Who is to blame for rise in adolescent STDs among UK kids?
Children infected with diseases through having unprotected sex have reached unprecedented levels in the UK. Whilst the finger is being pointed at the government, others insist that shrinking moral standards are to blame.
An increase in the number of under 16-year-olds in Great Britain with a sexually transmitted disease has risen by a monstrous 58 percent. Many are blaming the government for the extraordinary increase, not only for their “complacent and lax” attitude when it comes to informing the young about sexual health, but also for slashing public health spending in recent years. Schools providing insufficient sex education are also regarded as contributing to the alarming levels of youngsters contracting infections like herpes and Chlamydia. But can the responsibility lie solely in the hands of the government and teachers? Or are the youngsters of today merely a product a society in which monogamous relationships and marriage have taken a back seat?
National screening reveals alarming statistics
According to government figures gathered by the Department of Health, the number of teenagers diagnosed with a sexually transmitted infection has doubled in the last five years, with the biggest increase, of 90 percent, being those infected with Chlamydia, the world’s most common STD. Norman Lamb, the Liberal Democrat health spokesperson, insists that the government is answerable because of a general disinterest and nonchalant attitude in the subject.
Lamb stated, “This shocking increase is a damning indictment of the government’s complacency when it comes to the sexual health of our children. The number of youngsters contacting sexually transmitted infections is very disturbing. Children must be informed about the risks involved in sexual relationships and taught how to be safe.”
Lamb sees the government’s reduction in spending on public health as also contributing to the increase in STDs as health services do not have the facilities or staff to provide adequate information to young people about sexual health.
He added, “The government has slashed public health spending over recent years. This short-sightedness is putting a whole generation at risk of a sexual health crisis.”
Schools under attack
Schools in Britain are also being criticized for providing children with insufficient education about issues surrounding sexuality. Some teachers are being condemned for a tendency to uphold an old-fashioned approach which holds that, by providing information on the subject, they are actually giving permission for young people to become sexually active. Consequently complete abstinence is often the preferred advice. Liza Jones and two of her friends recently attended a screening for Chlamydia after reading a report that, if left undetected, the infection can lead to infertility – a serious consequence that they had not been informed about at school. 16-year-old Miss Jones said:
“Education about sex is virtually non-existent at our school. I read about Chlamydia and how it can cause fertility problems in a magazine and I was so worried I went and got tested. I think greater education about these diseases and how to avoid them at school would definitely lead to less [sic] kids becoming infected.”
Not just a British problem

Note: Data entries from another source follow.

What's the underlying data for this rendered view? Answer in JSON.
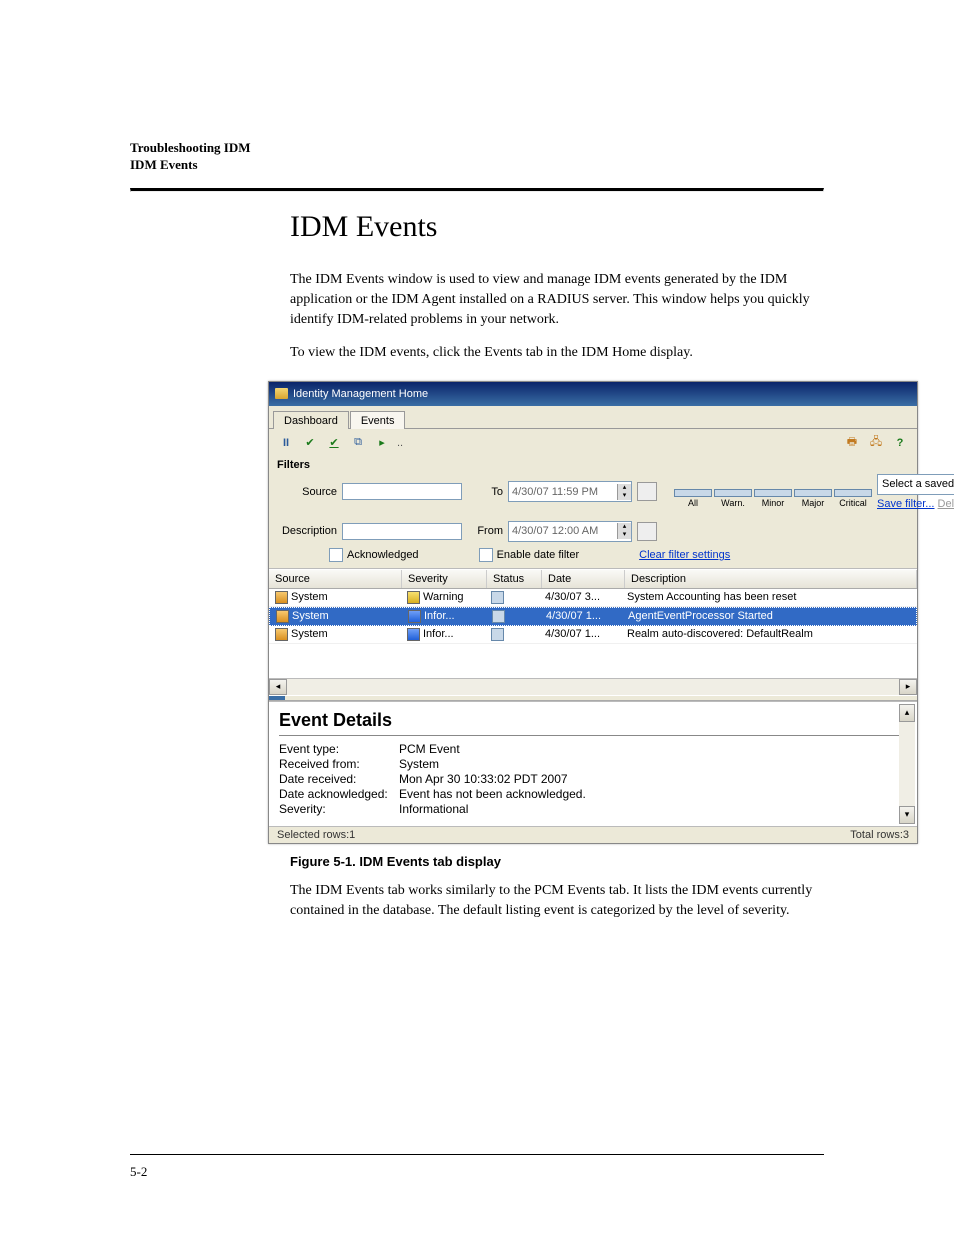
{
  "header": {
    "line1": "Troubleshooting IDM",
    "line2": "IDM Events"
  },
  "title": "IDM Events",
  "para1": "The IDM Events window is used to view and manage IDM events generated by the IDM application or the IDM Agent installed on a RADIUS server. This window helps you quickly identify IDM-related problems in your network.",
  "para2": "To view the IDM events, click the Events tab in the IDM Home display.",
  "figcaption": "Figure 5-1. IDM Events tab display",
  "para3": "The IDM Events tab works similarly to the PCM Events tab. It lists the IDM events currently contained in the database. The default listing event is categorized by the level of severity.",
  "pagefoot": "5-2",
  "window": {
    "title": "Identity Management Home",
    "tabs": {
      "dashboard": "Dashboard",
      "events": "Events"
    },
    "filters": {
      "label": "Filters",
      "source_lbl": "Source",
      "desc_lbl": "Description",
      "to_lbl": "To",
      "from_lbl": "From",
      "to_val": "4/30/07 11:59 PM",
      "from_val": "4/30/07 12:00 AM",
      "ack": "Acknowledged",
      "enable_date": "Enable date filter",
      "clear": "Clear filter settings",
      "sev": {
        "all": "All",
        "warn": "Warn.",
        "minor": "Minor",
        "major": "Major",
        "critical": "Critical"
      },
      "select_saved": "Select a saved filter",
      "save_link": "Save filter...",
      "delete_link": "Delete filters..."
    },
    "cols": {
      "source": "Source",
      "severity": "Severity",
      "status": "Status",
      "date": "Date",
      "description": "Description"
    },
    "rows": [
      {
        "source": "System",
        "severity": "Warning",
        "date": "4/30/07 3...",
        "desc": "System Accounting has been reset"
      },
      {
        "source": "System",
        "severity": "Infor...",
        "date": "4/30/07 1...",
        "desc": "AgentEventProcessor Started"
      },
      {
        "source": "System",
        "severity": "Infor...",
        "date": "4/30/07 1...",
        "desc": "Realm auto-discovered: DefaultRealm"
      }
    ],
    "details": {
      "heading": "Event Details",
      "event_type_lbl": "Event type:",
      "event_type_val": "PCM Event",
      "received_from_lbl": "Received from:",
      "received_from_val": "System",
      "date_received_lbl": "Date received:",
      "date_received_val": "Mon Apr 30 10:33:02 PDT 2007",
      "date_ack_lbl": "Date acknowledged:",
      "date_ack_val": "Event has not been acknowledged.",
      "severity_lbl": "Severity:",
      "severity_val": "Informational"
    },
    "status": {
      "selected": "Selected rows:1",
      "total": "Total rows:3"
    }
  }
}
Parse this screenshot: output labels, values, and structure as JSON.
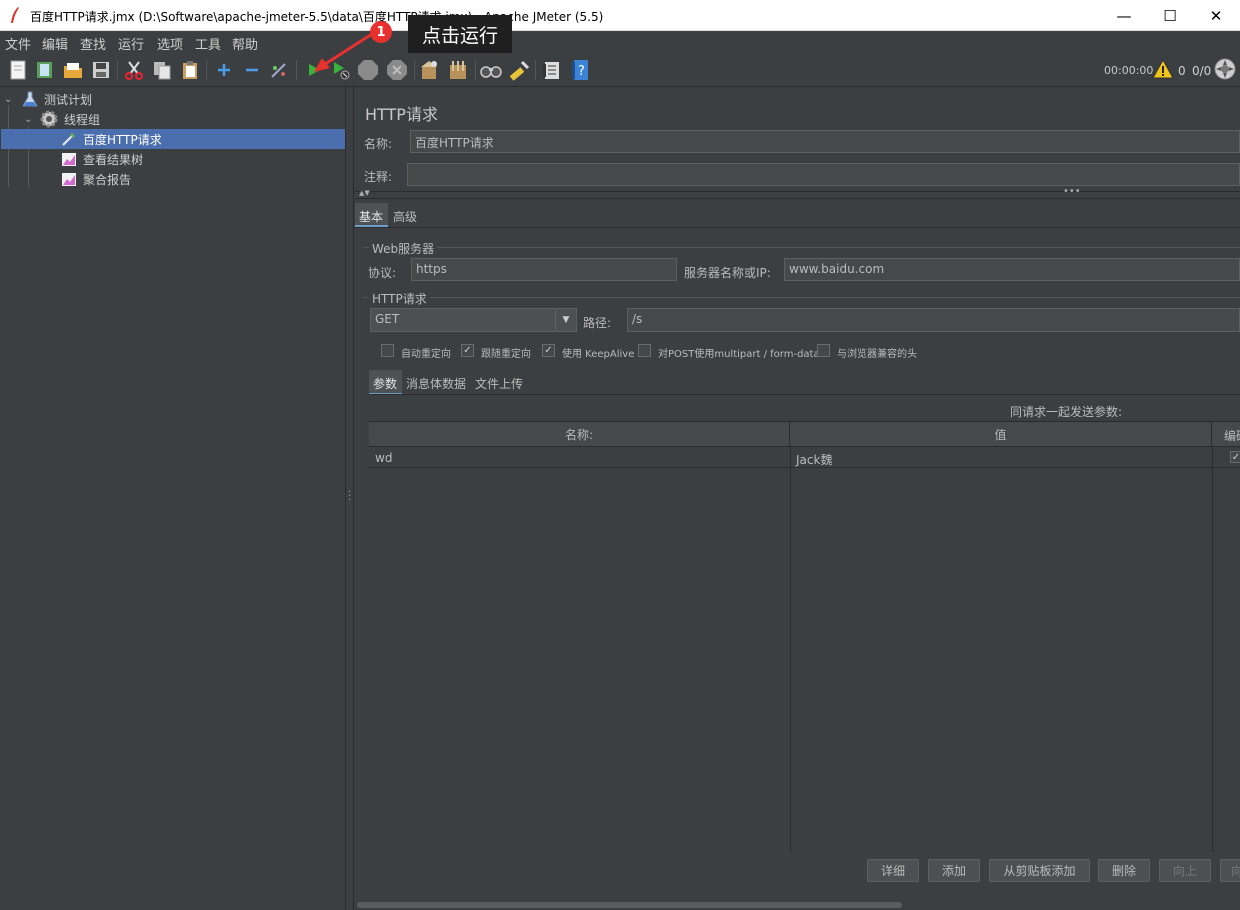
{
  "window": {
    "title": "百度HTTP请求.jmx (D:\\Software\\apache-jmeter-5.5\\data\\百度HTTP请求.jmx) - Apache JMeter (5.5)",
    "minimize": "—",
    "maximize": "☐",
    "close": "✕"
  },
  "menu": [
    "文件",
    "编辑",
    "查找",
    "运行",
    "选项",
    "工具",
    "帮助"
  ],
  "toolbar": {
    "timer": "00:00:00",
    "warnings": "0",
    "threads": "0/0",
    "icons": [
      "new-icon",
      "templates-icon",
      "open-icon",
      "save-icon",
      "cut-icon",
      "copy-icon",
      "paste-icon",
      "expand-icon",
      "collapse-icon",
      "toggle-icon",
      "start-icon",
      "start-no-pauses-icon",
      "stop-icon",
      "shutdown-icon",
      "clear-icon",
      "clear-all-icon",
      "search-icon",
      "reset-search-icon",
      "function-helper-icon",
      "help-icon"
    ]
  },
  "annotation": {
    "badge": "1",
    "text": "点击运行"
  },
  "tree": {
    "nodes": [
      {
        "label": "测试计划",
        "icon": "flask-icon"
      },
      {
        "label": "线程组",
        "icon": "gear-icon"
      },
      {
        "label": "百度HTTP请求",
        "icon": "pipette-icon",
        "selected": true
      },
      {
        "label": "查看结果树",
        "icon": "chart-icon"
      },
      {
        "label": "聚合报告",
        "icon": "chart-icon"
      }
    ]
  },
  "panel": {
    "heading": "HTTP请求",
    "name_label": "名称:",
    "name_value": "百度HTTP请求",
    "comment_label": "注释:",
    "comment_value": "",
    "tabs": [
      "基本",
      "高级"
    ],
    "web_server_group": "Web服务器",
    "protocol_label": "协议:",
    "protocol_value": "https",
    "server_label": "服务器名称或IP:",
    "server_value": "www.baidu.com",
    "http_group": "HTTP请求",
    "method": "GET",
    "path_label": "路径:",
    "path_value": "/s",
    "checkboxes": [
      {
        "label": "自动重定向",
        "checked": false
      },
      {
        "label": "跟随重定向",
        "checked": true
      },
      {
        "label": "使用 KeepAlive",
        "checked": true
      },
      {
        "label": "对POST使用multipart / form-data",
        "checked": false
      },
      {
        "label": "与浏览器兼容的头",
        "checked": false
      }
    ],
    "sub_tabs": [
      "参数",
      "消息体数据",
      "文件上传"
    ],
    "params_caption": "同请求一起发送参数:",
    "columns": [
      "名称:",
      "值",
      "编码"
    ],
    "rows": [
      {
        "name": "wd",
        "value": "Jack魏",
        "encode": true
      }
    ],
    "buttons": [
      "详细",
      "添加",
      "从剪贴板添加",
      "删除",
      "向上",
      "向下"
    ]
  }
}
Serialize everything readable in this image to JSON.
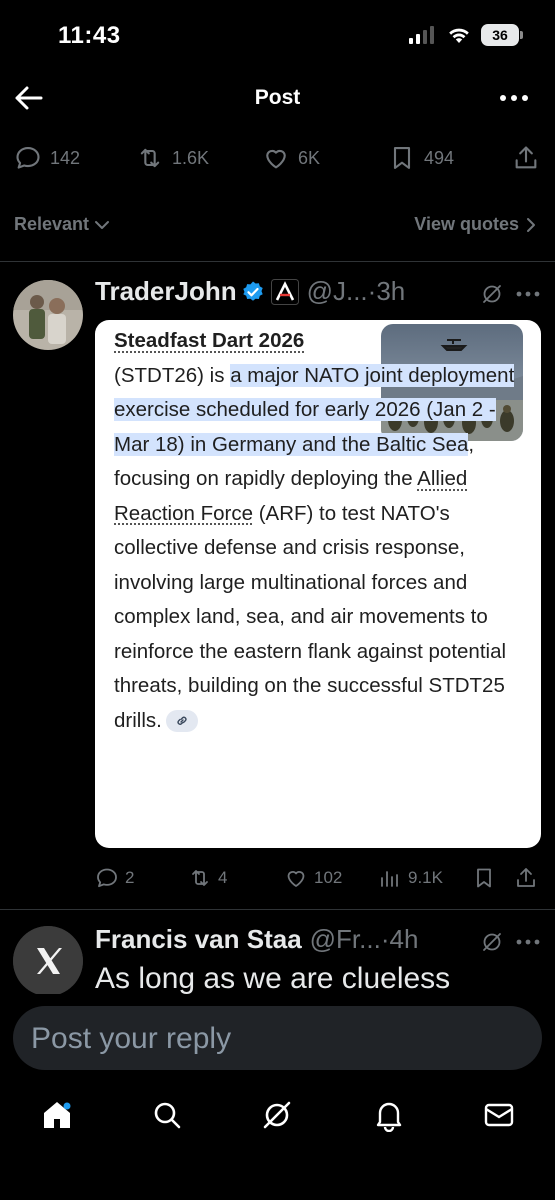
{
  "status_bar": {
    "time": "11:43",
    "battery": "36",
    "signal_icon": "cellular-signal-icon",
    "wifi_icon": "wifi-icon"
  },
  "header": {
    "title": "Post",
    "back_icon": "arrow-left-icon",
    "more_icon": "more-horizontal-icon"
  },
  "stats": {
    "replies": "142",
    "reposts": "1.6K",
    "likes": "6K",
    "bookmarks": "494"
  },
  "sort": {
    "relevant_label": "Relevant",
    "view_quotes_label": "View quotes"
  },
  "reply_1": {
    "name": "TraderJohn",
    "handle": "@J...",
    "time": "·3h",
    "card": {
      "title": "Steadfast Dart 2026",
      "text_part1": "(STDT26) is ",
      "highlight": "a major NATO joint deployment exercise scheduled for early 2026 (Jan 2 - Mar 18) in Germany and the Baltic Sea",
      "text_part2": ", focusing on rapidly deploying the ",
      "link_text": "Allied Reaction Force",
      "text_part3": " (ARF) to test NATO's collective defense and crisis response, involving large multinational forces and complex land, sea, and air movements to reinforce the eastern flank against potential threats, building on the successful STDT25 drills."
    },
    "actions": {
      "replies": "2",
      "reposts": "4",
      "likes": "102",
      "views": "9.1K"
    }
  },
  "reply_2": {
    "name": "Francis van Staa",
    "handle": "@Fr...",
    "time": "·4h",
    "text": "As long as we are clueless"
  },
  "composer": {
    "placeholder": "Post your reply"
  },
  "colors": {
    "background": "#000000",
    "text": "#e7e9ea",
    "muted": "#71767b",
    "verified": "#1d9bf0",
    "highlight": "#d3e3fd"
  }
}
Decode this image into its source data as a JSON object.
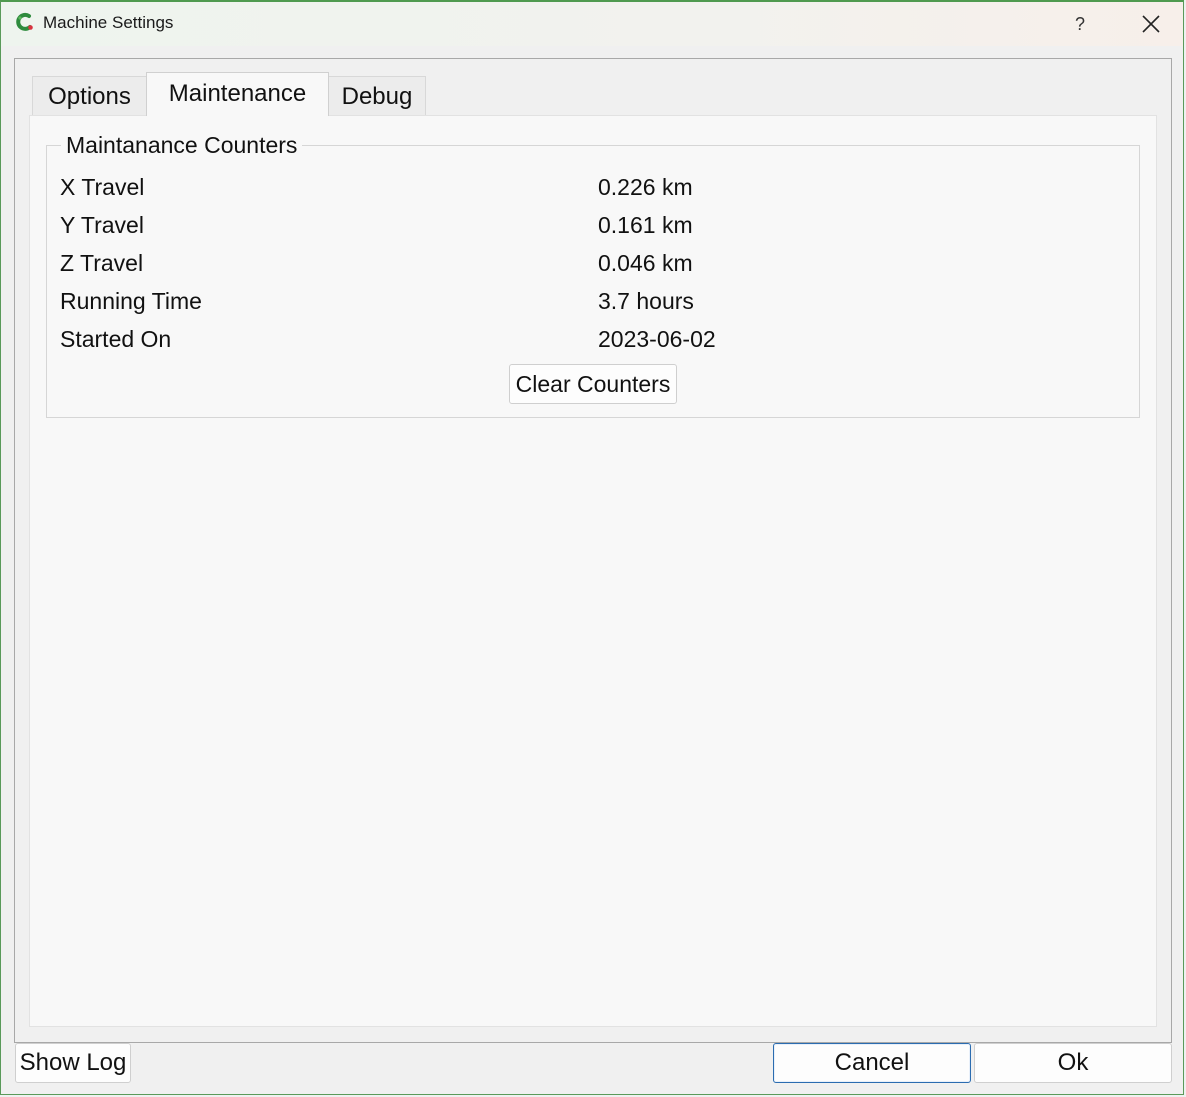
{
  "window": {
    "title": "Machine Settings",
    "help_label": "?",
    "icons": {
      "app": "app-logo-icon",
      "close": "close-icon"
    }
  },
  "tabs": [
    {
      "label": "Options",
      "selected": false
    },
    {
      "label": "Maintenance",
      "selected": true
    },
    {
      "label": "Debug",
      "selected": false
    }
  ],
  "maintenance": {
    "group_title": "Maintanance Counters",
    "rows": [
      {
        "label": "X Travel",
        "value": "0.226 km"
      },
      {
        "label": "Y Travel",
        "value": "0.161 km"
      },
      {
        "label": "Z Travel",
        "value": "0.046 km"
      },
      {
        "label": "Running Time",
        "value": "3.7 hours"
      },
      {
        "label": "Started On",
        "value": "2023-06-02"
      }
    ],
    "clear_button": "Clear Counters"
  },
  "footer": {
    "show_log": "Show Log",
    "cancel": "Cancel",
    "ok": "Ok"
  }
}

The STD “epidemic”, and who is to blame for it, is not a crisis confined to the UK. In the US the levels of youngsters contracting sexually transmitted infections is also on the rise. According to the Centers for Disease Control, STDs are mounting at an alarming rate in the state of Arizona, where as many as a quarter of all girls aged 14 to 17 have Chlamydia, syphilis, gonorrhea or HPV. As in the UK, the root of the crisis, for many, lies in the slack attitude by the government and in schools. Bryan Howard, the president of Planned Parenthood Arizona, reiterates Lamb’s concerns and believes the problem is through a lack of sex education. According to Howard,
“I got better sexual health education in 1976 than the average young person in school is likely to get today.”
The death of monogamy and marriage
Although society during the last few decades has undergone a radical transformation and some believe the children of today are results of a civilization in which sex within wedlock and traditional family values are few and far between. Today, children are growing up in a society with a 52 percent divorce rate in which more and more people are not interested in married life and, for some, these “slacker values” can be blamed for the rises in sexually-related problems like STDs and teenage pregnancies. One teacher, known as J. G. Milly, says sex education is regularly taught at her school and argues that it shouldn’t be. She said,
“I disagree with sex education being part of the school systems. That is an issue parents need to be responsible for. The kids are not products of school teachings, they are products of their home circumstances. Nothing I do will shape these kids nearly as much as what their parents do. I play a part, yes, but a small part.”
Another teacher from the United States agrees that it is the values in contemporary society that responsible commenting,
“It’s not about education or the lack of education, it’s about morals. I am close to 50 and have worked with teens who have 2, 3, 10 times or more sexual partners than I have had during my entire life! Education is not the most important aspect that causes a reduction in sex, it is morals.”
Parents undoubtedly play a key role into the reasons why a growing number of children are becoming infected with sexually transmitted diseases. Rising divorce rates and “promiscuous” relationships are ultimately shaping children’s perception of sex and sexuality, as every action has a consequence. Pinpointing the blame solely on the government and teachers is surely inaccurate and unfair. Perhaps ministers, those in education, and parents should be working together to create a heightened awareness and a greater understanding of what has – as the recent figures released in Britain have shown – become a very worrying and pressing issue.
Gabrielle Pickard for RT